This experiment was done decades ago, in a different social time. Would today’s generation, supposedly more critical and less trusting of authority, respond the same way? Scientists recently ran a modified version of the study. The test subjects reacted similarly, confirming the powerful role of social influence.
People in groups
Social influence also plays an important role when people work in groups. Much of this influence is direct or intentional—for example, we often work harder because our co-workers are depending on us to meet a deadline. But sometimes the mere presence of others can shape our behavior: As work groups grow larger, individual group members tend to decrease the effort they put in, especially when their individual contribution can’t be identified. This tendency is called social loafing. One of the first people to study social loafing was a French agricultural engineer who noticed that adding more farm workers to a job didn’t increase productivity as much as expected. In the early 1900s, he ran a series of simple experiments, having men pull carts either alone or together. In theory, two men should pull twice as much weight as a single man (200%). Instead, he found that together they pulled only 186% of the weight—each man pulled less than he had alone. The more men on the job, the less each one pulled individually.
How hard would you pull? Would you work harder if you knew that others could tell how hard you pulled?
This tendency has been documented many times since, in various situations. It's affected somewhat by culture and circumstance—for example, workers from societies where interdependence is the norm tend to loaf less than those from more individualistic cultures—but it’s still universal. Does this mean that people are slackers? Not necessarily. When many hands are making light work, it’s reasonable to ease up a bit—as long as things are kept fair and everyone reduces their effort by the same amount. And there’s a certain logic to holding back if you believe your contribution isn’t important, or if it can’t be seen and recognized.
But when only some people loaf, the whole group suffers and its chances of success decrease. Voting in elections is one example. There are many reasons why people don’t vote, but social loafing can contribute to the problem. If you think that enough other people will vote and that the outcome will be fine without your participation, or that your vote doesn’t really matter, that might be enough to keep you away from the polls.
Given the potential problems with social loafing, how can we limit it? Social scientists have identified several effective strategies:
Make personal efforts identifiable
Ensure each person feels their effort is important
Highlight that personal efforts will improve group performance
Increase team spirit
Keshia Naurana Badalge (2017). “Our Phones Make Us Feel Like Social-Media Activists, But They're Actually Turning Us Into Bystanders.” (article)

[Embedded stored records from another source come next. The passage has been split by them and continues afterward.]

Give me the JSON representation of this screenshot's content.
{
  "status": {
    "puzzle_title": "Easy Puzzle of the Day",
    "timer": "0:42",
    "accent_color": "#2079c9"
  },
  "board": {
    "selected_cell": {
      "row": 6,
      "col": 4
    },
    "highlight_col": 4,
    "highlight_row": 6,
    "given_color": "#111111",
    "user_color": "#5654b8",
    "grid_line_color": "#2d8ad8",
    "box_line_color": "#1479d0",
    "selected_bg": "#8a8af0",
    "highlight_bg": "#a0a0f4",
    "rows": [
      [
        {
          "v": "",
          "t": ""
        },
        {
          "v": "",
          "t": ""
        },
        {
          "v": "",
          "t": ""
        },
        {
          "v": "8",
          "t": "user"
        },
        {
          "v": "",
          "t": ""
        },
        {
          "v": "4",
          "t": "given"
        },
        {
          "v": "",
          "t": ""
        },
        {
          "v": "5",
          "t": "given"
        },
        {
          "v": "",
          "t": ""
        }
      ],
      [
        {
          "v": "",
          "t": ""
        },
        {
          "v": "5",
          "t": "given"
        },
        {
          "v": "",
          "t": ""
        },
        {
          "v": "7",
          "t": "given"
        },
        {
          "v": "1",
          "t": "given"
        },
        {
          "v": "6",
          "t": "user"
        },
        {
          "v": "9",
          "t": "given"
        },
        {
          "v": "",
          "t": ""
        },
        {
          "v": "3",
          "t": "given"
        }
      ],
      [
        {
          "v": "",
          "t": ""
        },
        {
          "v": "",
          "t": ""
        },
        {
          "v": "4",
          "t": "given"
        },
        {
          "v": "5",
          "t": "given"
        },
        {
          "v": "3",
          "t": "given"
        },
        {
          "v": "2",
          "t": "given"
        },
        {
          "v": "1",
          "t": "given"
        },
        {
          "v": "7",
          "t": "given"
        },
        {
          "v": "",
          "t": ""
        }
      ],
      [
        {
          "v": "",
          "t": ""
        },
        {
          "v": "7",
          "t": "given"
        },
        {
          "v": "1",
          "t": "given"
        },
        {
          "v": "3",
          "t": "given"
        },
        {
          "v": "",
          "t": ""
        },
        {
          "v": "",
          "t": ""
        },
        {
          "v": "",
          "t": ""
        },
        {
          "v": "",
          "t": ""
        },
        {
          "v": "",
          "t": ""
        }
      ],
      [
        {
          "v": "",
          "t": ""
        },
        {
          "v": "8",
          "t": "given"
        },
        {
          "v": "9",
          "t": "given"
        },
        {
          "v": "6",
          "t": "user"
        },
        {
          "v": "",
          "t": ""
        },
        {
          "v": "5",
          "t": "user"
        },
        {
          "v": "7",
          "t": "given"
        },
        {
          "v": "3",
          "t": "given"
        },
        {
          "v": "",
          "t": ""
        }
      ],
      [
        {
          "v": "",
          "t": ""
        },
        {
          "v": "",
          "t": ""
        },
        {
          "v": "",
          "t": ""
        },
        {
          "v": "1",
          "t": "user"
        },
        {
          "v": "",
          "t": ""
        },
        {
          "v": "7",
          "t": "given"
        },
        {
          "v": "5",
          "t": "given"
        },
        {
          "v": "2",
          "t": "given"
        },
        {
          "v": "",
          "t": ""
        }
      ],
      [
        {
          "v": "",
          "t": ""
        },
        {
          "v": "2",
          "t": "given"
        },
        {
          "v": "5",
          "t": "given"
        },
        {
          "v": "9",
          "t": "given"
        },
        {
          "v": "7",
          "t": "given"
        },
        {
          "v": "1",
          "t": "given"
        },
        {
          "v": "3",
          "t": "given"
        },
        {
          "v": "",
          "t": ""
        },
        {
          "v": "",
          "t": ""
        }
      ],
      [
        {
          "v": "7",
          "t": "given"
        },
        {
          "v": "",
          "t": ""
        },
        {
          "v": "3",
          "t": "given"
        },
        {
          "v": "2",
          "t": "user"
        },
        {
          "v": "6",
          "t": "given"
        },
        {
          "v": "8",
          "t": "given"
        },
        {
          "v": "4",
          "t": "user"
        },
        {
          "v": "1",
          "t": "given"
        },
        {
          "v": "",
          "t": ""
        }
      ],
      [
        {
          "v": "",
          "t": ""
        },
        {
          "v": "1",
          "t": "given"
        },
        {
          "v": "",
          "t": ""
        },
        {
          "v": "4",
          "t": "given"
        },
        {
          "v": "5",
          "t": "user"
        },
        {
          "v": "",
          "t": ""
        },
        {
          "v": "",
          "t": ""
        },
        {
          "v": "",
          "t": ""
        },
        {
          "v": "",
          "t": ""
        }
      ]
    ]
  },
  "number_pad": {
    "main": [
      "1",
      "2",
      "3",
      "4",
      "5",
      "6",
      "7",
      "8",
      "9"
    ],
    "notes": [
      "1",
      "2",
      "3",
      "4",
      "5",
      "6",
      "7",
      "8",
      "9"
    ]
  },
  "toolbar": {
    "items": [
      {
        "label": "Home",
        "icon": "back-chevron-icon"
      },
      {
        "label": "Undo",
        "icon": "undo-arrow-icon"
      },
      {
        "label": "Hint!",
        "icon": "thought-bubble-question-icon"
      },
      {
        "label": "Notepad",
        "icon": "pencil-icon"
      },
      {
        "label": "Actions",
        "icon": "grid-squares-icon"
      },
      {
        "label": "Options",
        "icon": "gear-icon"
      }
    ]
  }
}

Jerry M. Burger (2009). “Replicating Milgram: Would People Still Obey Today?” American Psychologist, 64(1), 1–11. (abstract)
Robert B. Cialdini (2007). Influence: The Psychology of Persuasion. (book)
Steven J. Karau and Kipling D. Williams (1993). “Social Loafing: A Meta-Analytic Review and Theoretical Integration." Journal of Personality and Social Psychology 65(4): 681–706. (abstract)
D.A. Kravitz and B. Martin (1986). "Ringelmann Rediscovered: The Original Article." Journal of Personality and Social Psychology, 50(5): 93–941. (abstract)